Climate change litigation and attribution science

Climate change litigation and attribution science

Climate change litigation and attribution science 500 273 Bob Reville

Climate change tort litigation has faced significant obstacles to establishing corporate liability for climate change. Cases such as Kivalina v. ExxonMobil, and California v. General Motors Corporation faced significant obstacles based in tort legal doctrine and were ultimately unsuccessful in establishing liability. In the article cited below, the authors (Marjanac and Patton) suggest a second wave of climate change litigation is waiting to happen due to the advances in a new area of science called “extreme weather attribution science.”

At Praedicat, we spend a great deal of time analyzing and modeling “general causation,” which we affectionately call GC and have developed a quantitative score to measure it. GC addresses whether a harm alleged in litigation can, in principle, have been caused by the defendant’s action. By “in principle,” we mean “by science,” so in other words, do scientists believe that it is possible that the defendant’s action could have caused the plaintiff’s harm? On climate change, the general causation question is could carbon emissions, in principle, have caused the climate harm in question, such as wildfires. Increasingly, the GC questions for climate change are settled (at least among scientists). Carbon emission can increase the likelihood of wildfires, or hurricanes, or coastal flooding, and many other harms. (At Praedicat, we don’t yet search and score these literatures since we focus on bodily injury and bioscience, but stay tuned!)

The problem in climate change litigation, though, is frequently not general causation, but specific causation. Specific causation goes a step further than GC and says that this specific plaintiff’s harm was caused by this specific defendant’s product or action. Sometimes, the plaintiff is helped by the fact that he or she may have a “signature disease,” which is only caused by the product in question. In asbestos, for instance, mesothelioma is the “signature disease” of asbestos. In contrast, if a wildfire consumes a house, we might be comfortable with the idea that carbon emissions increase the risk of wildfire, but it is another thing altogether to say that wildfires are exclusively caused by carbon emissions. This will make climate change litigation over wildfires challenging for the plaintiffs.

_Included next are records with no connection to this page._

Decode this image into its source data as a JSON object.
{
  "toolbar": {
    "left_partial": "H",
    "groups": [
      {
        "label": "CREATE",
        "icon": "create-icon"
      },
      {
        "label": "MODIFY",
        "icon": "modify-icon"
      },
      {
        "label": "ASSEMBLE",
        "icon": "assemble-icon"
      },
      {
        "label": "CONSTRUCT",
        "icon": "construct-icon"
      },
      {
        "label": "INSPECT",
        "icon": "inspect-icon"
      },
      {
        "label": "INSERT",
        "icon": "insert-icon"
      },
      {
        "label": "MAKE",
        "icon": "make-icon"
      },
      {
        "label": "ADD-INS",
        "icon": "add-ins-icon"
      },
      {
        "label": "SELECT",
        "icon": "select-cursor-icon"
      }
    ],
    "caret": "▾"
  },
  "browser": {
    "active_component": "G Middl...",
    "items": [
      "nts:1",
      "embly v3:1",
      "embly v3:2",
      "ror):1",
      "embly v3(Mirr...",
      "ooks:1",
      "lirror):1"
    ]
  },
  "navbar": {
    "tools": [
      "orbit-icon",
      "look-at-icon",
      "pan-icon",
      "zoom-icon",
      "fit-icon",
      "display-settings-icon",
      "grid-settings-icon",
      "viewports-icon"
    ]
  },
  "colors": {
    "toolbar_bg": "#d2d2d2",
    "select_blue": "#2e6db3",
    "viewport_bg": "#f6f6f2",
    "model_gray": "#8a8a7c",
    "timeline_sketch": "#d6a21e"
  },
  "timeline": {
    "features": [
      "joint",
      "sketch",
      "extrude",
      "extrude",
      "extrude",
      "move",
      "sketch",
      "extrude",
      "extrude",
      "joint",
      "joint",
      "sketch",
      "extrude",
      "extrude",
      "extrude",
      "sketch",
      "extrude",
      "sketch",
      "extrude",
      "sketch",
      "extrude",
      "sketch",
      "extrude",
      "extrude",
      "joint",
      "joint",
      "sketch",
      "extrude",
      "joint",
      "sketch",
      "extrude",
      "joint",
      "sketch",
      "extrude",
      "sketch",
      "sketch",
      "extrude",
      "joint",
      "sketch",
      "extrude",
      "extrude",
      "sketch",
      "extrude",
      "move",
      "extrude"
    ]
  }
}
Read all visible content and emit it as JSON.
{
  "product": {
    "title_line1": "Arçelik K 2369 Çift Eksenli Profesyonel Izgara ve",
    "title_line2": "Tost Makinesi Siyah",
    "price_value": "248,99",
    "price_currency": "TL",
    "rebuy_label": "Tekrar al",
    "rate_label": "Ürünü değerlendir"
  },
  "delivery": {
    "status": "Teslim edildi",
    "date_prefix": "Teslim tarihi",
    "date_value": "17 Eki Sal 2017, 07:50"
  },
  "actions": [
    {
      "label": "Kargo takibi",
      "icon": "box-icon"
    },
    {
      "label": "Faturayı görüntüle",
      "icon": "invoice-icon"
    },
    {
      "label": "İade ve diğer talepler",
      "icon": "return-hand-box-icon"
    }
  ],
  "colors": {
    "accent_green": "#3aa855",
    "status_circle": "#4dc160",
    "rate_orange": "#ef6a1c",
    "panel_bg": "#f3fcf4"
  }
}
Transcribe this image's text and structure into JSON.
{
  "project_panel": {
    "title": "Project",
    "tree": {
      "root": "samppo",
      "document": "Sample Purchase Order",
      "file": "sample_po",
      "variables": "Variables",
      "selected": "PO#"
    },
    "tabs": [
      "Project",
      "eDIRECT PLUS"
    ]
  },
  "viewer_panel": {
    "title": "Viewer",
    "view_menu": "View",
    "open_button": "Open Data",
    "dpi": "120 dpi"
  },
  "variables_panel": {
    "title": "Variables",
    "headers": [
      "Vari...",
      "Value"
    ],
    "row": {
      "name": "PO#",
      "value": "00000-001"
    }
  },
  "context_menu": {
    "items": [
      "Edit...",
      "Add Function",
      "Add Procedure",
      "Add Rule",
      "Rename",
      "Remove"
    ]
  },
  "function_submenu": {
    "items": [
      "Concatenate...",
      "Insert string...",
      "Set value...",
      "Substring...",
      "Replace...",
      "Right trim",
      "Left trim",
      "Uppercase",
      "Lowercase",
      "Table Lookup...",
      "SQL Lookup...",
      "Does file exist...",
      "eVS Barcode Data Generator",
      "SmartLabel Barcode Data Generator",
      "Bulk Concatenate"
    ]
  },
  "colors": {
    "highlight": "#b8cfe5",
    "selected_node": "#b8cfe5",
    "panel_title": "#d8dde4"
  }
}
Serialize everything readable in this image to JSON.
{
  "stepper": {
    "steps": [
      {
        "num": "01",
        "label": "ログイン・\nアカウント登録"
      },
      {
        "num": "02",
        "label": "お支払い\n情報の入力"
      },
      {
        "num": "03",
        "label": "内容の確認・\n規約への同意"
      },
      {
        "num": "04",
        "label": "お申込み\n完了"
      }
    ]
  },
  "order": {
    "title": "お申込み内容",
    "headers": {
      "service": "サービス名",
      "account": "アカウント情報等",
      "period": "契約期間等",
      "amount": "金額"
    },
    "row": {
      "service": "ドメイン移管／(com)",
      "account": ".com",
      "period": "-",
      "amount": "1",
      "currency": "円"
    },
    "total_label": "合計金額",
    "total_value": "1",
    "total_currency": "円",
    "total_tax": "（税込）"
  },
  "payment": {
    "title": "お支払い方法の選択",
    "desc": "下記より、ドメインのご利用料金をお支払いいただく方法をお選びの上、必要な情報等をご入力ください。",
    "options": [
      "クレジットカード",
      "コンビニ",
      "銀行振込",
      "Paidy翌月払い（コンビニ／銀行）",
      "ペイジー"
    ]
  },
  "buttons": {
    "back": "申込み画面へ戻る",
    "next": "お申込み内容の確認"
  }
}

Extreme weather attribution science looks to change this. It seeks to find the signature diseases of carbon emission. The article cites the example of unprecedented heat waves, such as occurred in Asia in 2016 resulting in hundreds of deaths, where the weather pattern is outside the feasible range of natural variability. If the courts accept this kind of evidence, there will still be other significant challenges to establishing liability, but the prospects for climate change litigation will be much better than they were in the “first wave.”

Climate change has additional hurdles, primarily in relation to establishing a duty of care, as well as standing and justiciability issues, which led to the early dismissal of the majority of tort-based claims against major emitters and producers of greenhouse gases.